Brick Township council members are expected to vote on whether to introduce an ambitious plan that could lead to the redevelopment of several areas of land on three major township thoroughfares.
The council, according to a copy of a meeting agenda, will vote Tuesday night on what has become known as the “Village Plan,” which received the endorsement of the planning board last month. The plan, in its simplest form, rezones portions of Herbertsville Road, Drum Point Road and Mantoloking Road in order to allow mixed-use development of first-floor storefronts and apartments above them.

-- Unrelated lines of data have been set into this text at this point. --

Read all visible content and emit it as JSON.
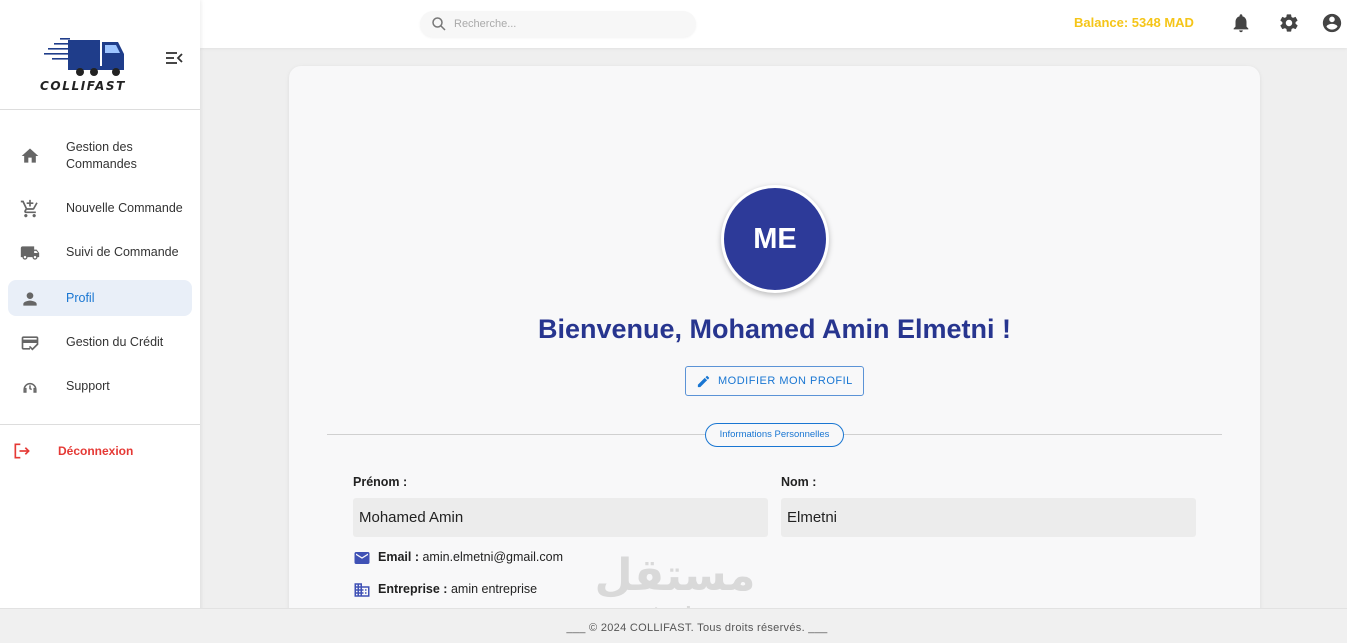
{
  "brand": {
    "name": "COLLIFAST"
  },
  "sidebar": {
    "items": [
      {
        "label": "Gestion des Commandes",
        "icon": "home-icon",
        "active": false
      },
      {
        "label": "Nouvelle Commande",
        "icon": "cart-add-icon",
        "active": false
      },
      {
        "label": "Suivi de Commande",
        "icon": "truck-icon",
        "active": false
      },
      {
        "label": "Profil",
        "icon": "person-icon",
        "active": true
      },
      {
        "label": "Gestion du Crédit",
        "icon": "credit-card-icon",
        "active": false
      },
      {
        "label": "Support",
        "icon": "support-icon",
        "active": false
      }
    ],
    "logout_label": "Déconnexion"
  },
  "topbar": {
    "search_placeholder": "Recherche...",
    "balance": "Balance: 5348 MAD"
  },
  "profile": {
    "initials": "ME",
    "welcome": "Bienvenue, Mohamed Amin Elmetni !",
    "edit_button": "MODIFIER MON PROFIL",
    "section_label": "Informations Personnelles",
    "first_name_label": "Prénom :",
    "first_name": "Mohamed Amin",
    "last_name_label": "Nom :",
    "last_name": "Elmetni",
    "email_label": "Email :",
    "email": "amin.elmetni@gmail.com",
    "company_label": "Entreprise :",
    "company": "amin entreprise"
  },
  "watermark": {
    "arabic": "مستقل",
    "latin": "mostaql.com"
  },
  "footer": {
    "text": "___  © 2024 COLLIFAST. Tous droits réservés.  ___"
  },
  "colors": {
    "primary": "#1976d2",
    "welcome": "#27358f",
    "avatar": "#2d3a99",
    "balance": "#f5c518",
    "logout": "#e53935",
    "active_bg": "#e9eff8"
  }
}
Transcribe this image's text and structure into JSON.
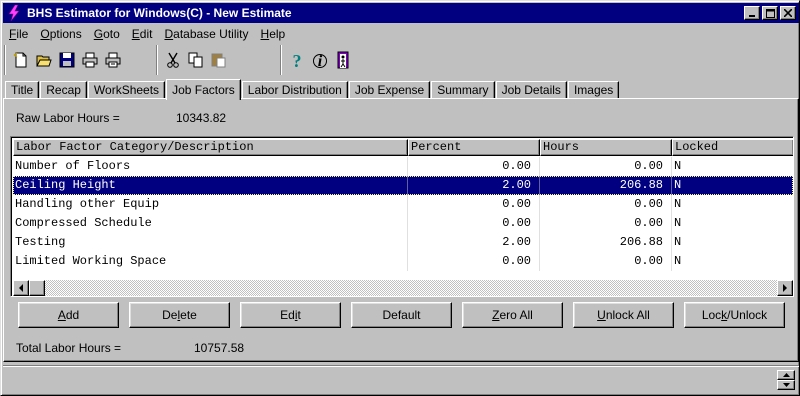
{
  "window": {
    "title": "BHS Estimator for Windows(C) - New Estimate"
  },
  "menu": [
    {
      "label": "File",
      "accel": "F"
    },
    {
      "label": "Options",
      "accel": "O"
    },
    {
      "label": "Goto",
      "accel": "G"
    },
    {
      "label": "Edit",
      "accel": "E"
    },
    {
      "label": "Database Utility",
      "accel": "D"
    },
    {
      "label": "Help",
      "accel": "H"
    }
  ],
  "tabs": [
    "Title",
    "Recap",
    "WorkSheets",
    "Job Factors",
    "Labor Distribution",
    "Job Expense",
    "Summary",
    "Job Details",
    "Images"
  ],
  "active_tab": "Job Factors",
  "raw_labor": {
    "label": "Raw Labor Hours =",
    "value": "10343.82"
  },
  "grid": {
    "columns": [
      "Labor Factor Category/Description",
      "Percent",
      "Hours",
      "Locked"
    ],
    "rows": [
      {
        "desc": "Number of Floors",
        "percent": "0.00",
        "hours": "0.00",
        "locked": "N"
      },
      {
        "desc": "Ceiling Height",
        "percent": "2.00",
        "hours": "206.88",
        "locked": "N",
        "selected": true
      },
      {
        "desc": "Handling other Equip",
        "percent": "0.00",
        "hours": "0.00",
        "locked": "N"
      },
      {
        "desc": "Compressed Schedule",
        "percent": "0.00",
        "hours": "0.00",
        "locked": "N"
      },
      {
        "desc": "Testing",
        "percent": "2.00",
        "hours": "206.88",
        "locked": "N"
      },
      {
        "desc": "Limited Working Space",
        "percent": "0.00",
        "hours": "0.00",
        "locked": "N"
      }
    ]
  },
  "buttons": {
    "add": "Add",
    "delete": "Delete",
    "edit": "Edit",
    "default": "Default",
    "zero_all": "Zero All",
    "unlock_all": "Unlock All",
    "lock_unlock": "Lock/Unlock"
  },
  "total_labor": {
    "label": "Total Labor Hours =",
    "value": "10757.58"
  },
  "colors": {
    "title_bg": "#000080",
    "face": "#c0c0c0",
    "selection": "#000080"
  }
}
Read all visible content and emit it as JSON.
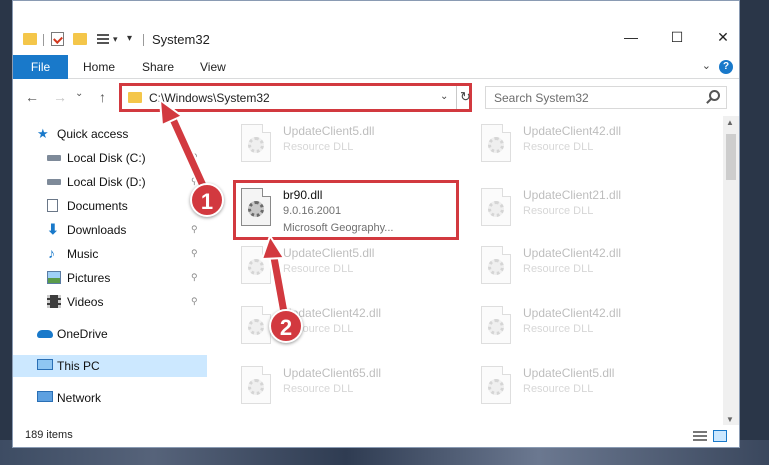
{
  "window": {
    "title": "System32",
    "controls": {
      "minimize": "—",
      "maximize": "☐",
      "close": "✕"
    }
  },
  "quick_access_toolbar": {
    "icons": [
      "folder-icon",
      "properties-icon",
      "new-folder-icon",
      "view-menu-icon",
      "customize-icon"
    ]
  },
  "ribbon": {
    "file_tab": "File",
    "tabs": [
      "Home",
      "Share",
      "View"
    ],
    "help": "?",
    "accent_color": "#1979ca"
  },
  "nav": {
    "back": "←",
    "forward": "→",
    "recent": "⌄",
    "up": "↑",
    "address": "C:\\Windows\\System32",
    "address_dropdown": "⌄",
    "refresh": "↻",
    "search_placeholder": "Search System32"
  },
  "sidebar": {
    "items": [
      {
        "label": "Quick access",
        "icon": "star-icon",
        "pinned": false
      },
      {
        "label": "Local Disk (C:)",
        "icon": "drive-icon",
        "pinned": true
      },
      {
        "label": "Local Disk (D:)",
        "icon": "drive-icon",
        "pinned": true
      },
      {
        "label": "Documents",
        "icon": "documents-icon",
        "pinned": true
      },
      {
        "label": "Downloads",
        "icon": "downloads-icon",
        "pinned": true
      },
      {
        "label": "Music",
        "icon": "music-icon",
        "pinned": true
      },
      {
        "label": "Pictures",
        "icon": "pictures-icon",
        "pinned": true
      },
      {
        "label": "Videos",
        "icon": "videos-icon",
        "pinned": true
      },
      {
        "label": "OneDrive",
        "icon": "cloud-icon",
        "pinned": false
      },
      {
        "label": "This PC",
        "icon": "computer-icon",
        "pinned": false,
        "selected": true
      },
      {
        "label": "Network",
        "icon": "network-icon",
        "pinned": false
      }
    ],
    "pin_glyph": "📌"
  },
  "files": [
    {
      "name": "UpdateClient5.dll",
      "type": "Resource DLL",
      "faded": true
    },
    {
      "name": "UpdateClient42.dll",
      "type": "Resource DLL",
      "faded": true
    },
    {
      "name": "br90.dll",
      "version": "9.0.16.2001",
      "company": "Microsoft Geography...",
      "faded": false,
      "highlighted": true
    },
    {
      "name": "UpdateClient21.dll",
      "type": "Resource DLL",
      "faded": true
    },
    {
      "name": "UpdateClient5.dll",
      "type": "Resource DLL",
      "faded": true
    },
    {
      "name": "UpdateClient42.dll",
      "type": "Resource DLL",
      "faded": true
    },
    {
      "name": "UpdateClient42.dll",
      "type": "Resource DLL",
      "faded": true
    },
    {
      "name": "UpdateClient42.dll",
      "type": "Resource DLL",
      "faded": true
    },
    {
      "name": "UpdateClient65.dll",
      "type": "Resource DLL",
      "faded": true
    },
    {
      "name": "UpdateClient5.dll",
      "type": "Resource DLL",
      "faded": true
    }
  ],
  "status": {
    "item_count": "189 items"
  },
  "annotations": {
    "step1": "1",
    "step2": "2",
    "color": "#d2393f"
  }
}
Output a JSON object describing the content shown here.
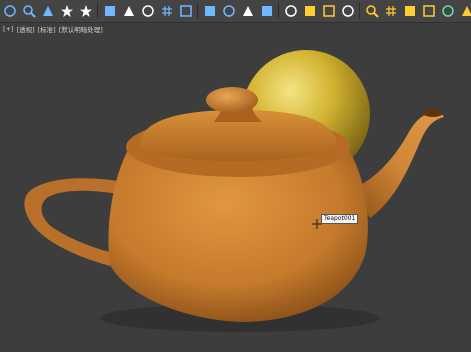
{
  "toolbar": {
    "tools": [
      {
        "name": "selection-filter-icon",
        "color": "#6fb8ff"
      },
      {
        "name": "select-object-icon",
        "color": "#6fb8ff"
      },
      {
        "name": "select-by-name-icon",
        "color": "#6fb8ff"
      },
      {
        "name": "select-and-move-icon",
        "color": "#ffffff"
      },
      {
        "name": "select-and-rotate-icon",
        "color": "#ffffff"
      },
      {
        "name": "snap-toggle-icon",
        "color": "#6fb8ff"
      },
      {
        "name": "angle-snap-icon",
        "color": "#ffffff"
      },
      {
        "name": "percent-snap-icon",
        "color": "#ffffff"
      },
      {
        "name": "mirror-icon",
        "color": "#6fb8ff"
      },
      {
        "name": "align-icon",
        "color": "#6fb8ff"
      },
      {
        "name": "layer-manager-icon",
        "color": "#6fb8ff"
      },
      {
        "name": "scene-explorer-icon",
        "color": "#6fb8ff"
      },
      {
        "name": "curve-editor-icon",
        "color": "#ffffff"
      },
      {
        "name": "schematic-view-icon",
        "color": "#6fb8ff"
      },
      {
        "name": "material-editor-icon",
        "color": "#ffffff"
      },
      {
        "name": "render-setup-icon",
        "color": "#ffcc33"
      },
      {
        "name": "render-frame-icon",
        "color": "#ffcc33"
      },
      {
        "name": "help-icon",
        "color": "#ffffff"
      },
      {
        "name": "zoom-icon",
        "color": "#ffcc33"
      },
      {
        "name": "grid-snap-icon",
        "color": "#ffcc33"
      },
      {
        "name": "field-of-view-icon",
        "color": "#ffcc33"
      },
      {
        "name": "pan-view-icon",
        "color": "#ffcc33"
      },
      {
        "name": "orbit-icon",
        "color": "#66ddaa"
      },
      {
        "name": "walkthrough-icon",
        "color": "#ffcc33"
      },
      {
        "name": "maximize-viewport-icon",
        "color": "#ffcc33"
      },
      {
        "name": "zoom-extents-icon",
        "color": "#ffcc33"
      }
    ]
  },
  "viewport": {
    "labels": [
      "[+]",
      "[透视]",
      "[标准]",
      "[默认明暗处理]"
    ],
    "tooltip": "Teapot001",
    "colors": {
      "background": "#3d3d3d",
      "teapot": "#c57a2c",
      "sphere": "#d6b42f"
    }
  }
}
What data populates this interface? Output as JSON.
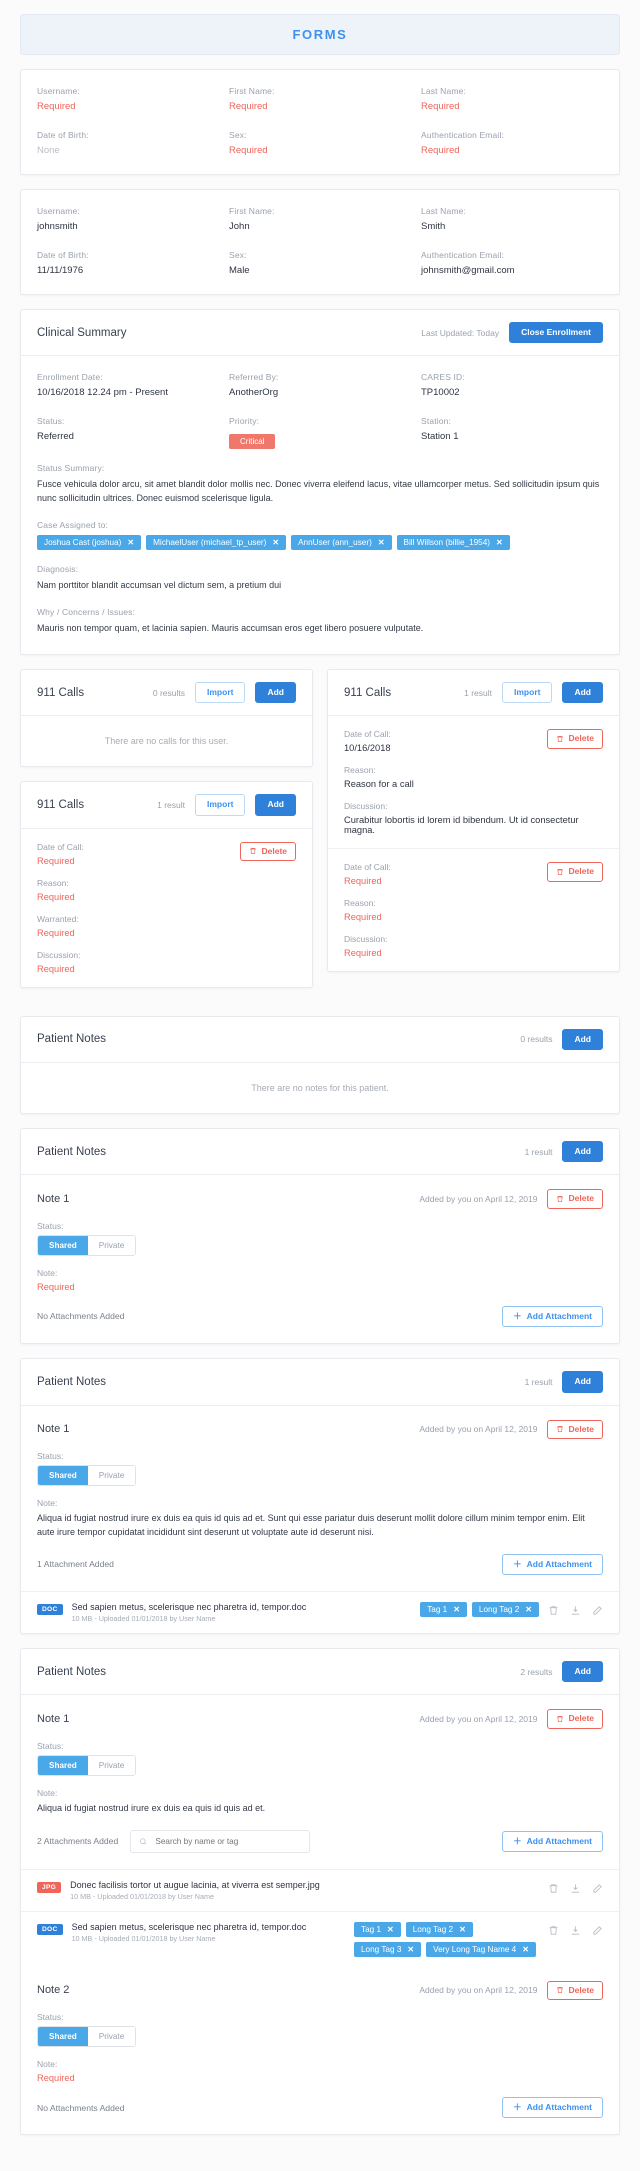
{
  "banner": {
    "title": "FORMS"
  },
  "colors": {
    "accent": "#2f80d8",
    "light_blue": "#4aa8e8",
    "danger": "#f0655a",
    "muted": "#9aa1ad"
  },
  "form_empty": {
    "fields": [
      {
        "label": "Username:",
        "value": "Required",
        "state": "required"
      },
      {
        "label": "First Name:",
        "value": "Required",
        "state": "required"
      },
      {
        "label": "Last Name:",
        "value": "Required",
        "state": "required"
      },
      {
        "label": "Date of Birth:",
        "value": "None",
        "state": "none"
      },
      {
        "label": "Sex:",
        "value": "Required",
        "state": "required"
      },
      {
        "label": "Authentication Email:",
        "value": "Required",
        "state": "required"
      }
    ]
  },
  "form_filled": {
    "fields": [
      {
        "label": "Username:",
        "value": "johnsmith"
      },
      {
        "label": "First Name:",
        "value": "John"
      },
      {
        "label": "Last Name:",
        "value": "Smith"
      },
      {
        "label": "Date of Birth:",
        "value": "11/11/1976"
      },
      {
        "label": "Sex:",
        "value": "Male"
      },
      {
        "label": "Authentication Email:",
        "value": "johnsmith@gmail.com"
      }
    ]
  },
  "clinical_summary": {
    "title": "Clinical Summary",
    "last_updated": "Last Updated: Today",
    "close_button": "Close Enrollment",
    "enrollment_date_label": "Enrollment Date:",
    "enrollment_date_value": "10/16/2018 12.24 pm  -  Present",
    "referred_by_label": "Referred By:",
    "referred_by_value": "AnotherOrg",
    "cares_id_label": "CARES ID:",
    "cares_id_value": "TP10002",
    "status_label": "Status:",
    "status_value": "Referred",
    "priority_label": "Priority:",
    "priority_value": "Critical",
    "station_label": "Station:",
    "station_value": "Station 1",
    "status_summary_label": "Status Summary:",
    "status_summary_text": "Fusce vehicula dolor arcu, sit amet blandit dolor mollis nec. Donec viverra eleifend lacus, vitae ullamcorper metus. Sed sollicitudin ipsum quis nunc sollicitudin ultrices. Donec euismod scelerisque ligula.",
    "case_assigned_label": "Case Assigned to:",
    "case_assigned": [
      "Joshua Cast (joshua)",
      "MichaelUser (michael_tp_user)",
      "AnnUser (ann_user)",
      "Bill Willson (billie_1954)"
    ],
    "diagnosis_label": "Diagnosis:",
    "diagnosis_text": "Nam porttitor blandit accumsan vel dictum sem, a pretium dui",
    "why_label": "Why / Concerns / Issues:",
    "why_text": "Mauris non tempor quam, et lacinia sapien. Mauris accumsan eros eget libero posuere vulputate."
  },
  "calls": {
    "title": "911 Calls",
    "import_label": "Import",
    "add_label": "Add",
    "delete_label": "Delete",
    "empty_message": "There are no calls for this user.",
    "labels": {
      "date": "Date of Call:",
      "reason": "Reason:",
      "warranted": "Warranted:",
      "discussion": "Discussion:"
    },
    "panel_empty": {
      "results": "0 results"
    },
    "panel_required": {
      "results": "1 result",
      "date_value": "Required",
      "reason_value": "Required",
      "warranted_value": "Required",
      "discussion_value": "Required"
    },
    "panel_filled": {
      "results": "1 result",
      "row1": {
        "date_value": "10/16/2018",
        "reason_value": "Reason for a call",
        "discussion_value": "Curabitur lobortis id lorem id bibendum. Ut id consectetur magna."
      },
      "row2": {
        "date_value": "Required",
        "reason_value": "Required",
        "discussion_value": "Required"
      }
    }
  },
  "notes": {
    "title": "Patient Notes",
    "add_label": "Add",
    "delete_label": "Delete",
    "empty_message": "There are no notes for this patient.",
    "status_label": "Status:",
    "note_label": "Note:",
    "shared_label": "Shared",
    "private_label": "Private",
    "add_attachment_label": "Add Attachment",
    "search_placeholder": "Search by name or tag",
    "panel_empty": {
      "results": "0 results"
    },
    "panel_required": {
      "results": "1 result",
      "note_title": "Note 1",
      "added_by": "Added by you on April 12, 2019",
      "note_value": "Required",
      "attachments_text": "No Attachments Added"
    },
    "panel_one_attachment": {
      "results": "1 result",
      "note_title": "Note 1",
      "added_by": "Added by you on April 12, 2019",
      "note_value": "Aliqua id fugiat nostrud irure ex duis ea quis id quis ad et. Sunt qui esse pariatur duis deserunt mollit dolore cillum minim tempor enim. Elit aute irure tempor cupidatat incididunt sint deserunt ut voluptate aute id deserunt nisi.",
      "attachments_text": "1 Attachment Added",
      "attachment": {
        "type": "DOC",
        "name": "Sed sapien metus, scelerisque nec pharetra id, tempor.doc",
        "meta": "10 MB - Uploaded 01/01/2018 by User Name",
        "tags": [
          "Tag 1",
          "Long Tag 2"
        ]
      }
    },
    "panel_two_notes": {
      "results": "2 results",
      "note1": {
        "note_title": "Note 1",
        "added_by": "Added by you on April 12, 2019",
        "note_value": "Aliqua id fugiat nostrud irure ex duis ea quis id quis ad et.",
        "attachments_text": "2 Attachments Added",
        "attachments": [
          {
            "type": "JPG",
            "name": "Donec facilisis tortor ut augue lacinia, at viverra est semper.jpg",
            "meta": "10 MB - Uploaded 01/01/2018 by User Name",
            "tags": []
          },
          {
            "type": "DOC",
            "name": "Sed sapien metus, scelerisque nec pharetra id, tempor.doc",
            "meta": "10 MB - Uploaded 01/01/2018 by User Name",
            "tags": [
              "Tag 1",
              "Long Tag 2",
              "Long Tag 3",
              "Very Long Tag Name 4"
            ]
          }
        ]
      },
      "note2": {
        "note_title": "Note 2",
        "added_by": "Added by you on April 12, 2019",
        "note_value": "Required",
        "attachments_text": "No Attachments Added"
      }
    }
  }
}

The plan calls for the rezoning of dozens of properties, a list of which appear at the end of this article. At a planning board meeting in August, officials said the rezoning plan is aimed at redeveloping areas along the three major roadways similar to downtown areas of Red Bank, Asbury Park and Toms River. In recent years, studies have indicated that millennials have preferred to live in such settings versus the suburban landscape that characterizes most of Brick. But the plan is also likely to stoke controversy over the development of more residential units.
Swaths of each roadway – all county-owned streets – would move into what would be known as the “Village Zone.” According to a copy of the ordinance up for consideration, the village zone would replace what was previous known as the Mixed-Use Overlay Zone. The Village Zone would be used to “revitalize older commercial areas while maintaining the neighborhood character and quality,” the ordinance states. It would permit apartment units to be developed “only in conjunction with a non-residential use or uses permitted in that zone.”
Permitted uses in the Village Zone would include single family homes, buildings with a maximum of two residential units only when paired with a commercial use, retail businesses, offices, and businesses that sell physical goods, such as food stores, liquor stores, pharmacies, meat and poultry shops, restaurants, stationary, tobacco and newspaper stores, fishing and boating supply stores and hardware stores. While those examples of businesses were included in the ordinance specifically, the zone does not limit uses to those examples.
The zone would also allow restaurants, luncheonettes, microbreweries and “personal services establishments,” such as a salon, a dry-cleaning store, or appliance repair shops. Trades including plumbers, carpenters, painters and printers would also be allowed open businesses in the zone. Adult day-care centers, boat dealership showrooms, plus a slew of “studio” uses, including martial arts, personal training, fitness, dance and music would be allowed.
Gas stations, auto repair shops and auto body shop were all explicitly prohibited from opening within the zone.
In order to develop residential units in the zone, they would have to be placed above a commercial businesses or a “separate or attached” ground-floor structure. The residential units would need their own entrances.
New development or “major” renovation development would require the endorsement of the planning board’s architectural review committee and the board itself, whose members will look to encourage “design creativity, flexibility and quality design that is sensitive to the surrounding context and unique site conditions.” If located adjacent to a residential zone, all buildings in the Village Zone would be required to place a 25-foot buffer between the properties.
All of the development will comply with state affordable housing regulations and be included in the township’s “Housing and Fair Share Plan” that is mandated by the courts.
The ordinance will be introduced Tuesday night, meaning that if it is approved by the council, a second vote would occur at the Oct. 9 council following a public hearing.
Tuesday’s meeting begins at 7 p.m. in the township municipal complex.
Addresses Included For Zoning Changes:
Entire “Village Zone” Ordinance: